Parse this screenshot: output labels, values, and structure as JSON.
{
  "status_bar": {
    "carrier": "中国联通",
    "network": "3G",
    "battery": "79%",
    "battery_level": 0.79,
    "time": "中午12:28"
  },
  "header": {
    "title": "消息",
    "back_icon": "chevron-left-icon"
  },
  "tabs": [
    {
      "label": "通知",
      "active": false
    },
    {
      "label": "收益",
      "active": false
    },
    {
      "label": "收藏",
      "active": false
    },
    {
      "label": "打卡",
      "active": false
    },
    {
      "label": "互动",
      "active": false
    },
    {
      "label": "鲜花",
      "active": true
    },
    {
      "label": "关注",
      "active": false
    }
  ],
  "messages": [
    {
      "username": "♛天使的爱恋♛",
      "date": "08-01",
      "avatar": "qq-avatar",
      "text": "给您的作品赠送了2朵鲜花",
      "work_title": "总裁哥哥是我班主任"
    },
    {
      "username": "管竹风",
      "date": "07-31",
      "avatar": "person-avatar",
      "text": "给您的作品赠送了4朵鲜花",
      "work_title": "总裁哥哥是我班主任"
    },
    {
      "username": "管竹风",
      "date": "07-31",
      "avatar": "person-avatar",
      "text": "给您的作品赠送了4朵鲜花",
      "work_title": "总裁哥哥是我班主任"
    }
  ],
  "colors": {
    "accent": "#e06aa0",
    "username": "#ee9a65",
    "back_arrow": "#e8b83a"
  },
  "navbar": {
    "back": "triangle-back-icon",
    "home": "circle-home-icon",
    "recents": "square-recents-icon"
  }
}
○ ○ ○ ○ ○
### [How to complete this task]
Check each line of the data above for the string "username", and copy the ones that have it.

### [Solution to this task]
      "username": "♛天使的爱恋♛",
      "username": "管竹风",
      "username": "管竹风",
    "username": "#ee9a65",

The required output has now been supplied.